## Exercise requirements
From the material below, give the number of lines that hold the string "facebook" and nothing further.
****************
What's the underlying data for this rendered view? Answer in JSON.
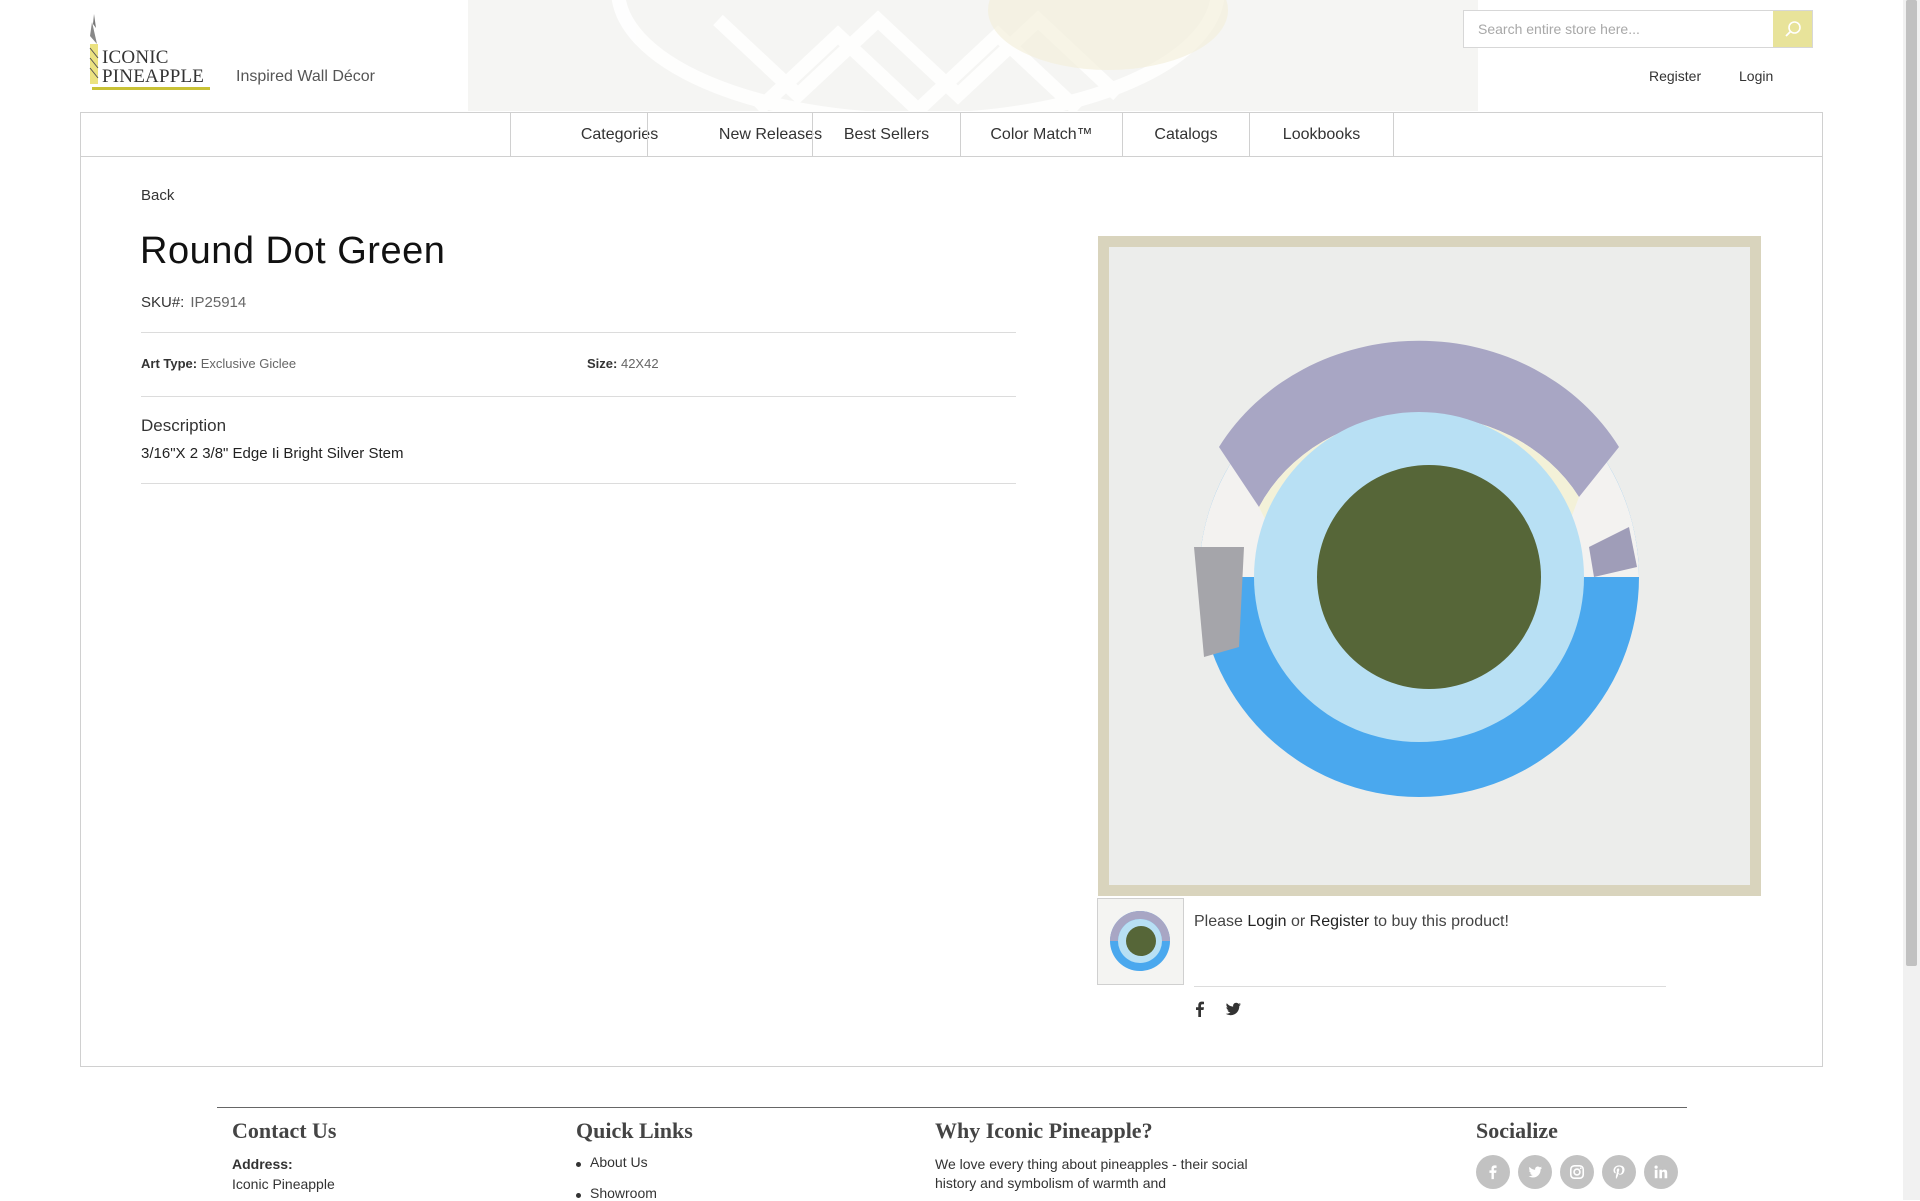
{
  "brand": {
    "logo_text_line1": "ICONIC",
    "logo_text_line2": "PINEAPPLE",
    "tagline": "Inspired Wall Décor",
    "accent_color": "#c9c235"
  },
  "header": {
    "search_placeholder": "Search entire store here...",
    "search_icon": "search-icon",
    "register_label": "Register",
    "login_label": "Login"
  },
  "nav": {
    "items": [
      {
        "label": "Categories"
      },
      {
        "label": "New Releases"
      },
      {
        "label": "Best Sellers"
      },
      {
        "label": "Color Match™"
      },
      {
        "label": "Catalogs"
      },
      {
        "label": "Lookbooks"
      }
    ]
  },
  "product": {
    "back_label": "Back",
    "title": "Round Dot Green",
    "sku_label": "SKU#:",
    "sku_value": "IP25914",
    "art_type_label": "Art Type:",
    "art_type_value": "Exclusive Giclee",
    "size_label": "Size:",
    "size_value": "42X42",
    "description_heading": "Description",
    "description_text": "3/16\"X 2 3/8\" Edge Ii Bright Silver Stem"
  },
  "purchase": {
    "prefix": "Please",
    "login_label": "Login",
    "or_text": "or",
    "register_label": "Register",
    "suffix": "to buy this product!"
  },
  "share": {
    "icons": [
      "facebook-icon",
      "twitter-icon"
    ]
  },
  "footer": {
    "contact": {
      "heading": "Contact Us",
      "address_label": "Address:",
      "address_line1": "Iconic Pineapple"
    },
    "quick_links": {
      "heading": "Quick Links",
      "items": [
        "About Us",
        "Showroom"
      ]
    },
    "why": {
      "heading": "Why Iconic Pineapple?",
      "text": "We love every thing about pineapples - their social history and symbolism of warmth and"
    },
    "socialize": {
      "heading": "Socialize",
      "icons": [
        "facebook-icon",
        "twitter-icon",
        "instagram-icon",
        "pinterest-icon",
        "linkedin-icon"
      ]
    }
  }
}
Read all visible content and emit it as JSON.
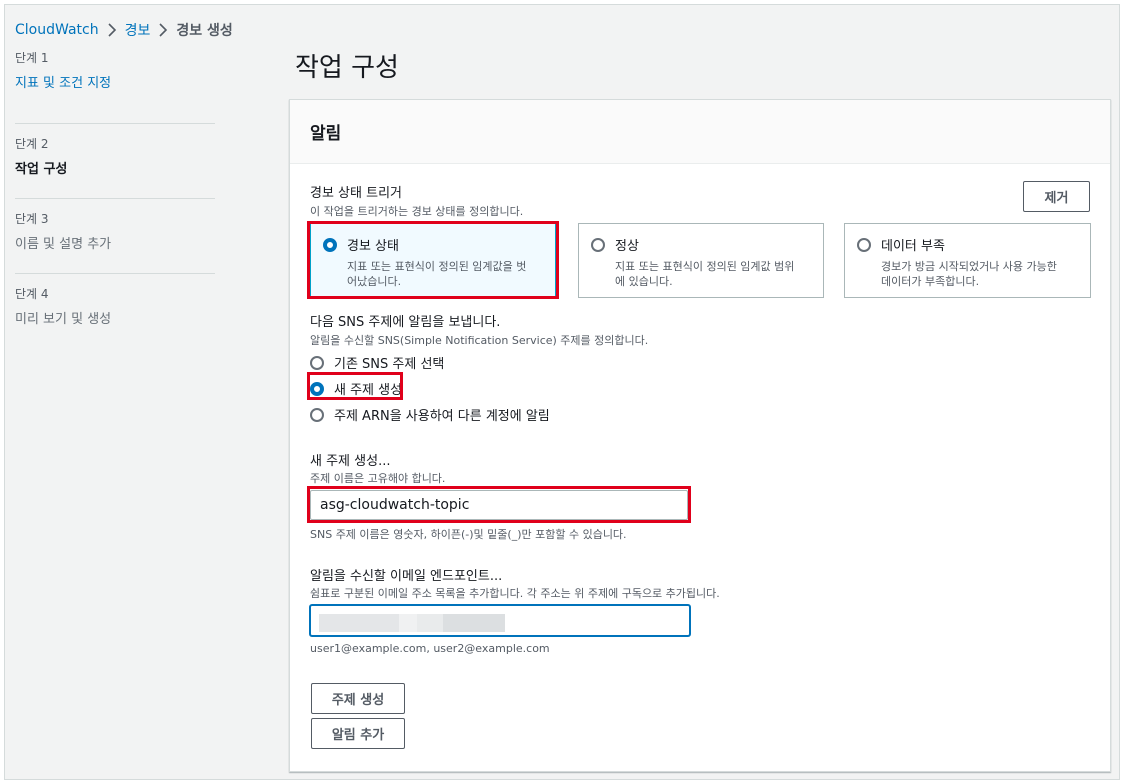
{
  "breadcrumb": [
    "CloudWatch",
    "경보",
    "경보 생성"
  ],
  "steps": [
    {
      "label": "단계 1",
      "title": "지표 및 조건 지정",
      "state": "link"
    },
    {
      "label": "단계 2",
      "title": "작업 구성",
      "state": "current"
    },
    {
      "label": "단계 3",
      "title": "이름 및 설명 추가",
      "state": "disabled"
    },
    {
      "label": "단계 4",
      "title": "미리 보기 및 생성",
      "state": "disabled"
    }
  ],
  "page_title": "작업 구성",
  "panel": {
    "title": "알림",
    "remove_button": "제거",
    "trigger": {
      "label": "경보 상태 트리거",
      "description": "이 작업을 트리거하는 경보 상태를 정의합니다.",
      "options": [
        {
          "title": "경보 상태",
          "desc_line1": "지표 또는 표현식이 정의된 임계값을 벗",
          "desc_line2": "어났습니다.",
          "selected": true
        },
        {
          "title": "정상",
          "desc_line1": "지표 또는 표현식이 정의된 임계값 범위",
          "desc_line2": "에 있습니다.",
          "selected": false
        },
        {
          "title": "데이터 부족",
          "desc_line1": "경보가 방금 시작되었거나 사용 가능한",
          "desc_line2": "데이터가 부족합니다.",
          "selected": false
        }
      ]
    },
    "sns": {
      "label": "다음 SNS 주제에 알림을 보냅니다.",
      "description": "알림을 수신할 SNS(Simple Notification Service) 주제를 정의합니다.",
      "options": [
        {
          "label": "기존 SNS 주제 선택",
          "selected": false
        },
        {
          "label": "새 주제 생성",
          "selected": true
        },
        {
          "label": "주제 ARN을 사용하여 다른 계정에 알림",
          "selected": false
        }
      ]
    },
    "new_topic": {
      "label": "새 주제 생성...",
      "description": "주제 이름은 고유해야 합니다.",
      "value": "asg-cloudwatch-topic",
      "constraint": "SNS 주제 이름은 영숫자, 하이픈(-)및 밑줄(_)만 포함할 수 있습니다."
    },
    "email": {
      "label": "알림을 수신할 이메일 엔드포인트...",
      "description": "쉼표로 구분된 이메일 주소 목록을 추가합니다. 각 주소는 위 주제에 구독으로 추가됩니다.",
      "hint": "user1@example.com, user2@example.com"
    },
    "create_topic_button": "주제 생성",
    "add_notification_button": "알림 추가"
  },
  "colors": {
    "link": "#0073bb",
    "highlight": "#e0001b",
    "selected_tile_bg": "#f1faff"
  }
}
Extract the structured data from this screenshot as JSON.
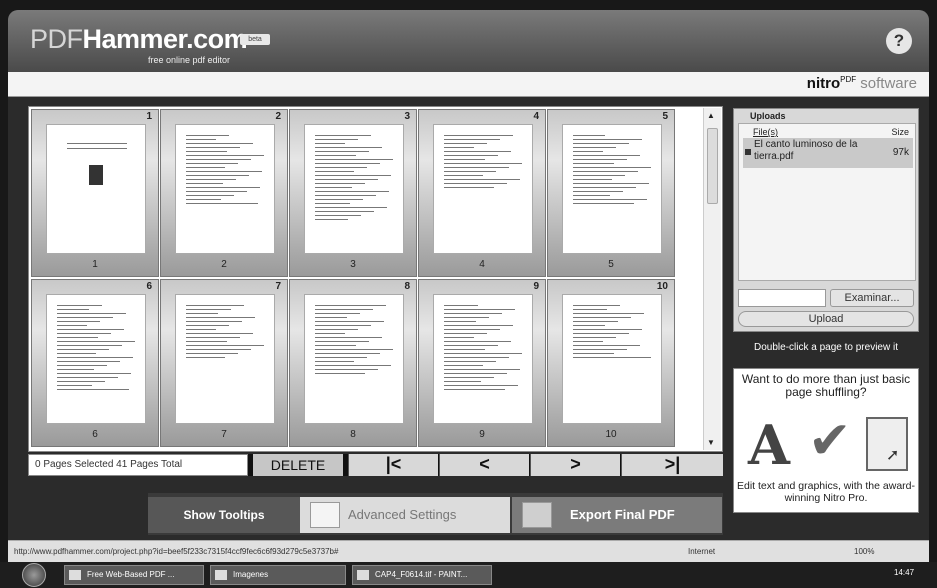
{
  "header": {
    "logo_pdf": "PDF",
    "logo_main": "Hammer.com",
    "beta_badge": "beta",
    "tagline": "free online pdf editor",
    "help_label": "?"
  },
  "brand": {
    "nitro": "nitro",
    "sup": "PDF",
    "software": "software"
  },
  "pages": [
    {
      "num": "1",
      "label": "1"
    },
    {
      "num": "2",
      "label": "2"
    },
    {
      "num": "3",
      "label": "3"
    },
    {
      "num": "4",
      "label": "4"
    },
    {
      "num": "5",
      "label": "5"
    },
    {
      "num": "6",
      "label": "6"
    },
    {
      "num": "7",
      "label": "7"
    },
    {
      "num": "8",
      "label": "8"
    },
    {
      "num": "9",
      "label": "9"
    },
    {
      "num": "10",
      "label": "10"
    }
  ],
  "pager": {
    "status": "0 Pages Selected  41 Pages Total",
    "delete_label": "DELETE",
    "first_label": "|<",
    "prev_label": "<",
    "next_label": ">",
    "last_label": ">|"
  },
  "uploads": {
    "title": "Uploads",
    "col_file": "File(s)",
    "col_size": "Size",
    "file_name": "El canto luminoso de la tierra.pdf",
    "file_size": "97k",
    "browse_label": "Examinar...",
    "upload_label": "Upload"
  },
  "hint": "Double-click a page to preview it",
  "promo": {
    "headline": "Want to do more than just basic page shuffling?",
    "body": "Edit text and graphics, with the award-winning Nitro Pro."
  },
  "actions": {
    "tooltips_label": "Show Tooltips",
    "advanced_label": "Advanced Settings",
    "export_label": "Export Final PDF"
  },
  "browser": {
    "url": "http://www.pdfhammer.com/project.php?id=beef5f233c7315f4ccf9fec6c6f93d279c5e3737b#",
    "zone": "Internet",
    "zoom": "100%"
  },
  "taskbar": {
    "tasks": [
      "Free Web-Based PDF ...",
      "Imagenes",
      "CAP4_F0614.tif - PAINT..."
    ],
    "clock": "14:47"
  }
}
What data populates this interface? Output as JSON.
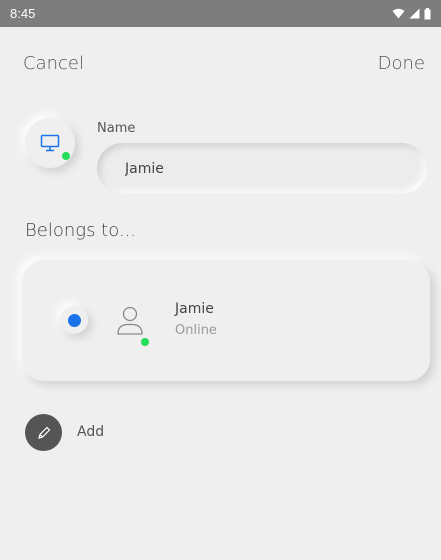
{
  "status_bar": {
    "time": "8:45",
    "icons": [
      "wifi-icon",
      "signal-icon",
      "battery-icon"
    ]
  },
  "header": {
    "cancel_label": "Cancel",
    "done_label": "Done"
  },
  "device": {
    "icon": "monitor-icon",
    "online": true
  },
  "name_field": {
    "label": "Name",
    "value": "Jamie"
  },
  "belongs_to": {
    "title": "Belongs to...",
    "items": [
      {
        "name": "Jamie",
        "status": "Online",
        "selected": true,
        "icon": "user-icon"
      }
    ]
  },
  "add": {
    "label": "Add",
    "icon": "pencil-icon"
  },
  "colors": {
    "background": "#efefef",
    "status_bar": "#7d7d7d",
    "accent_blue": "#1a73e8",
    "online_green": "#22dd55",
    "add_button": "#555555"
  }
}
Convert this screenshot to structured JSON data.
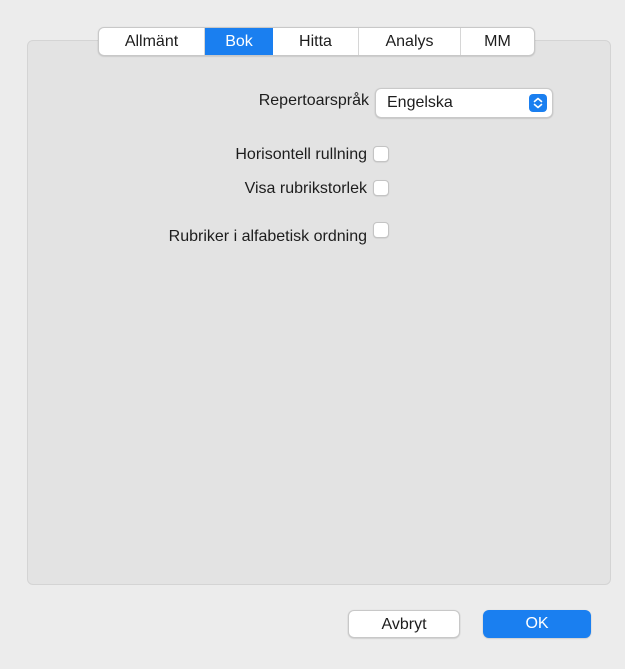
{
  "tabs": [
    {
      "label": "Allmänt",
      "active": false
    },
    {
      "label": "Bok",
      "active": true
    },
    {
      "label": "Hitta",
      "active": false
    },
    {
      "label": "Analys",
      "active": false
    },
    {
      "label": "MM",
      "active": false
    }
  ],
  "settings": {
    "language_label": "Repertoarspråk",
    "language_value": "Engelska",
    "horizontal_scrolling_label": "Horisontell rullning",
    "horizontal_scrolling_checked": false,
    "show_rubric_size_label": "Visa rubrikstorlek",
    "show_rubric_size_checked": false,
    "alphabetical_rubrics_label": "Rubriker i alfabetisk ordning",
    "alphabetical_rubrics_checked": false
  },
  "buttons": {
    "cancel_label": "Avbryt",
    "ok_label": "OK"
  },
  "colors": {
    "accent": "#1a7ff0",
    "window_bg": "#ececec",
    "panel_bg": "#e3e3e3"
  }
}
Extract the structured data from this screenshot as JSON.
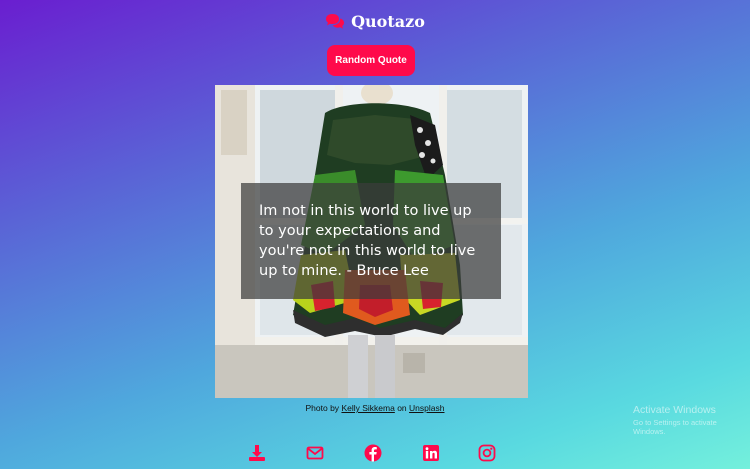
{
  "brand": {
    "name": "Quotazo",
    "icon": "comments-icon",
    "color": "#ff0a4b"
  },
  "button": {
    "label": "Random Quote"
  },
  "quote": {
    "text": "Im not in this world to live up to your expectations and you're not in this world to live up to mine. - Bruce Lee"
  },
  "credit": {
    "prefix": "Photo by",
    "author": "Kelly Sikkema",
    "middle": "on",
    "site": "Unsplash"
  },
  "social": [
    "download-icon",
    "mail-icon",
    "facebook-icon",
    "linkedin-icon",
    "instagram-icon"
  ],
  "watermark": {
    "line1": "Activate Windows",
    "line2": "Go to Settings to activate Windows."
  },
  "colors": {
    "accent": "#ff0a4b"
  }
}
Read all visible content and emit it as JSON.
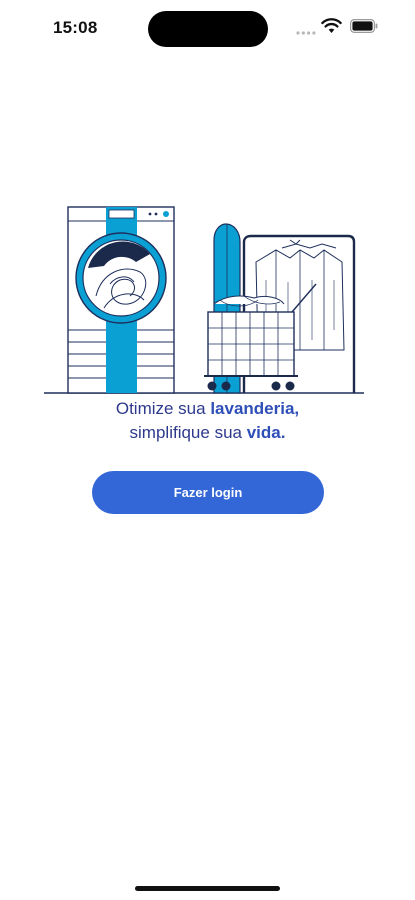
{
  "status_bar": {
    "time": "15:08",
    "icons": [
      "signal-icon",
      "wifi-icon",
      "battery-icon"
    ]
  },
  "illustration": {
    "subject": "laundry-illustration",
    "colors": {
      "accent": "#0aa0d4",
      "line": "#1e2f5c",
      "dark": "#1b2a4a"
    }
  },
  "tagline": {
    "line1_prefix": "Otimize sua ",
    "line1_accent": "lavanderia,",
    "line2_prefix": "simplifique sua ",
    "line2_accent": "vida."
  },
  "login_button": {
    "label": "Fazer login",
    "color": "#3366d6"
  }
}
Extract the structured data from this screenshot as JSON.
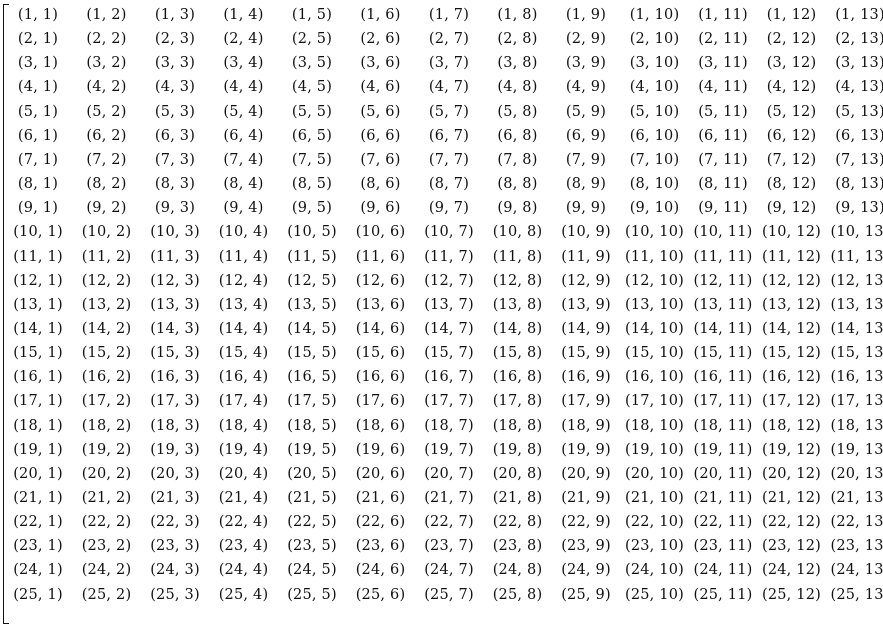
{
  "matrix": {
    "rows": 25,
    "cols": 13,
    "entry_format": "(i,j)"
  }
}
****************
## Written solution
3